## Assigned task:
A complete response lists each line of the data below that includes the word "JSON".

Recorded data:
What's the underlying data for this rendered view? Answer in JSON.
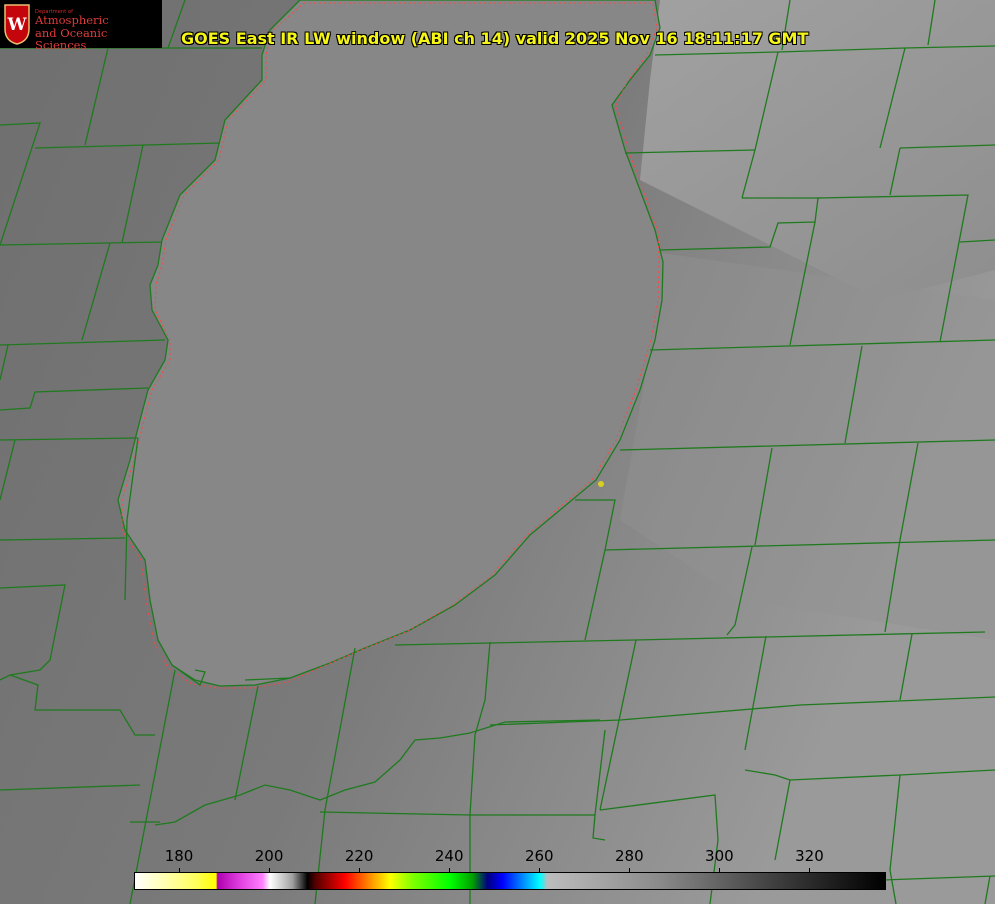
{
  "header": {
    "title": "GOES East IR LW window (ABI ch 14) valid 2025 Nov 16 18:11:17 GMT"
  },
  "logo": {
    "department": "Department of",
    "line1": "Atmospheric",
    "line2": "and Oceanic Sciences",
    "seal_letter": "W"
  },
  "colorbar": {
    "ticks": [
      "180",
      "200",
      "220",
      "240",
      "260",
      "280",
      "300",
      "320"
    ]
  },
  "colors": {
    "background": "#7a7a7a",
    "lake": "#878787",
    "borders": "#1f7a1f",
    "shoreline": "#ff4444",
    "title": "#f5f519",
    "marker": "#d8d020"
  }
}
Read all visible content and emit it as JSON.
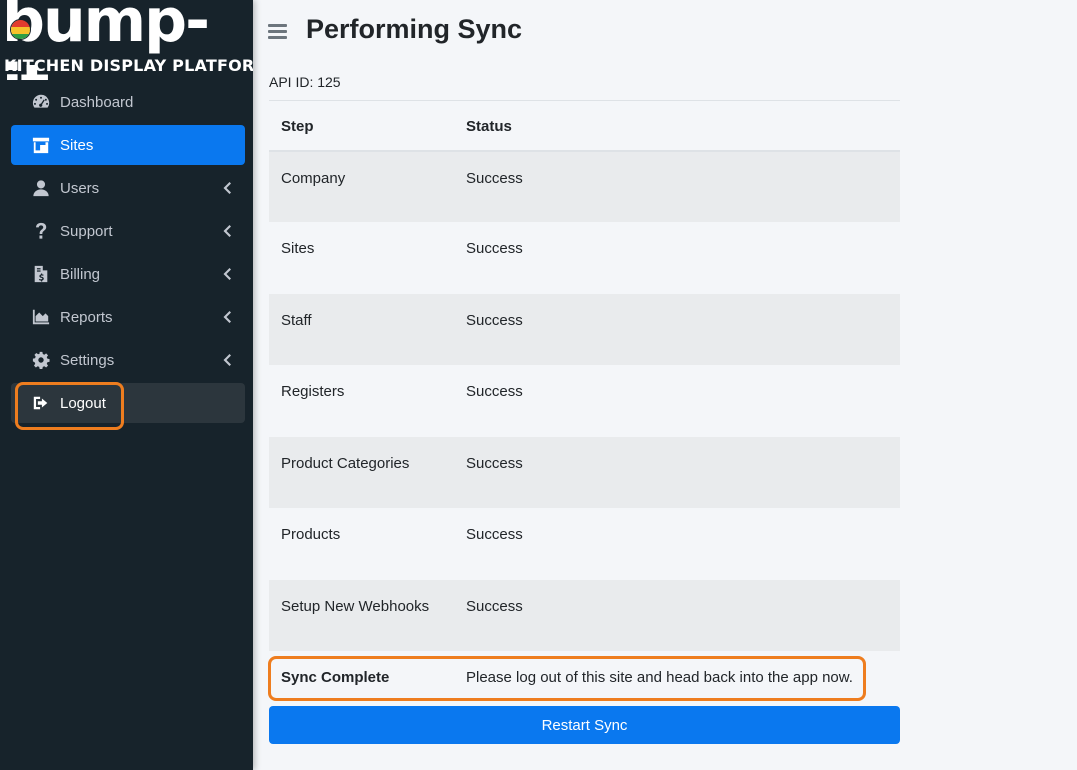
{
  "brand": {
    "title": "bump-it",
    "subtitle": "KITCHEN DISPLAY PLATFORM",
    "dot_colors": [
      "#e23b2e",
      "#f6c12b",
      "#2f9e44"
    ]
  },
  "sidebar": {
    "items": [
      {
        "label": "Dashboard",
        "icon": "tachometer-icon",
        "active": false,
        "has_chevron": false
      },
      {
        "label": "Sites",
        "icon": "store-icon",
        "active": true,
        "has_chevron": false
      },
      {
        "label": "Users",
        "icon": "user-icon",
        "active": false,
        "has_chevron": true
      },
      {
        "label": "Support",
        "icon": "question-icon",
        "active": false,
        "has_chevron": true
      },
      {
        "label": "Billing",
        "icon": "invoice-icon",
        "active": false,
        "has_chevron": true
      },
      {
        "label": "Reports",
        "icon": "chart-area-icon",
        "active": false,
        "has_chevron": true
      },
      {
        "label": "Settings",
        "icon": "gear-icon",
        "active": false,
        "has_chevron": true
      },
      {
        "label": "Logout",
        "icon": "sign-out-icon",
        "active": false,
        "has_chevron": false
      }
    ]
  },
  "header": {
    "title": "Performing Sync"
  },
  "main": {
    "api_id": "API ID: 125",
    "table": {
      "headers": [
        "Step",
        "Status"
      ],
      "rows": [
        {
          "step": "Company",
          "status": "Success"
        },
        {
          "step": "Sites",
          "status": "Success"
        },
        {
          "step": "Staff",
          "status": "Success"
        },
        {
          "step": "Registers",
          "status": "Success"
        },
        {
          "step": "Product Categories",
          "status": "Success"
        },
        {
          "step": "Products",
          "status": "Success"
        },
        {
          "step": "Setup New Webhooks",
          "status": "Success"
        }
      ],
      "final": {
        "step": "Sync Complete",
        "status": "Please log out of this site and head back into the app now."
      }
    },
    "restart_label": "Restart Sync"
  },
  "colors": {
    "sidebar_bg": "#17232b",
    "accent": "#0a78ef",
    "highlight": "#ee7d1f"
  }
}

## Output for this exercise:
What's the underlying data for this rendered view? Answer in JSON.
Read all visible content and emit it as JSON.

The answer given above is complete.